So when she came up even with me, her shoulder length clunky gold stars and moons earrings bouncing a cadence with every jiggling step, I half expected to see either a monkey or a seal pop out from under the hood of that carriage, squealing, or barking in time to some circus calliope that only it could hear. But no, the carriage was empty, except for a delicate crocheted soft–the softest seashell pink color I had ever seen–baby blanket, a pale pink plastic pacifier (I always called them “binkies”), and a rose colored baby rattle lying in the middle of the perfectly made-up little bed with the little white linen sheet top folded so neat and over it. I didn’t realize that I’d been holding my breath in anticipation until I heard the little whoosh of air that rushed out when I looked in the carriage.

For just a moment, the woman stopped. The earrings, the hips, the cleavage, the heels, they all came to a rest right in front of me as her big brown eyes– sad eyes really–met mine. In that singular shared moment, I saw that she wasn’t gaudy or brassy at all, not something funny or foreign in all that makeup, but beautiful, with a soft glow that lit up her whole face when she smiled, which she suddenly did, blessing me and bathing me in her radiance. It was one of those moments you sometimes hear about, but can’t really explain—like she could see right through me and knew that what I was about, she was about, and where I had been, she had been. It was a magical moment I would never forget.

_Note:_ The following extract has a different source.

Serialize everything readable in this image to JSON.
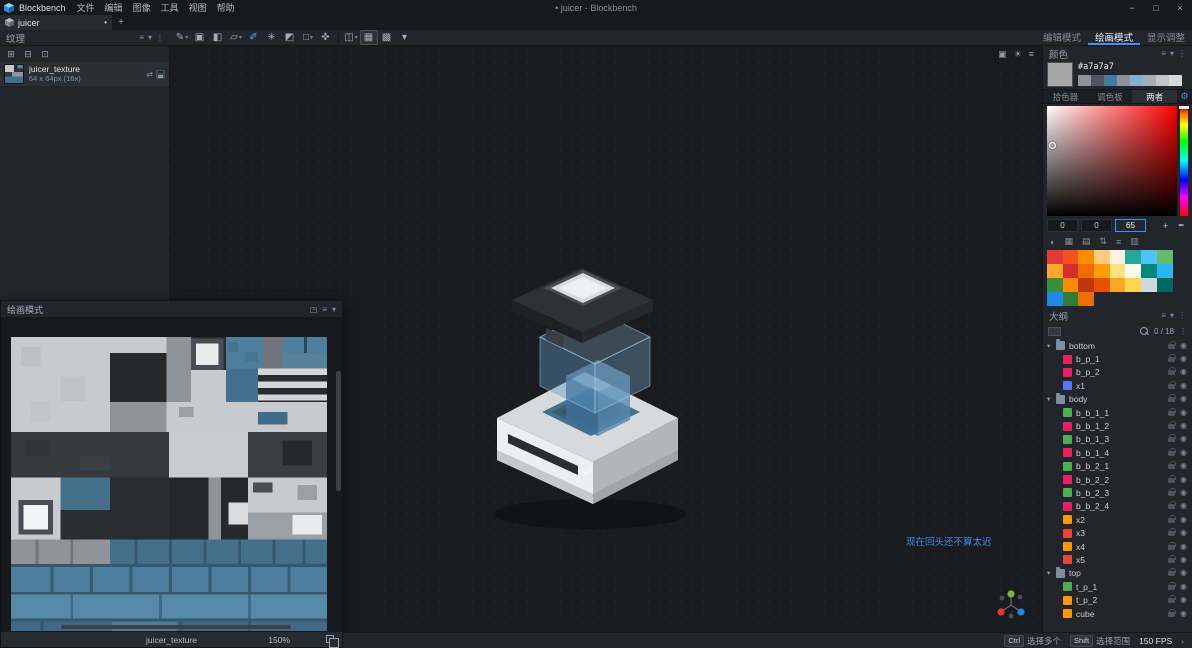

I blushed a little under that forthright gaze, but smiled back, and almost thought I heard her speak. But no, it was only the sound of the carriage wheels as she went on by, under the next street light, around the corner, and out of sight.

Copyright Elaine Pedersen ©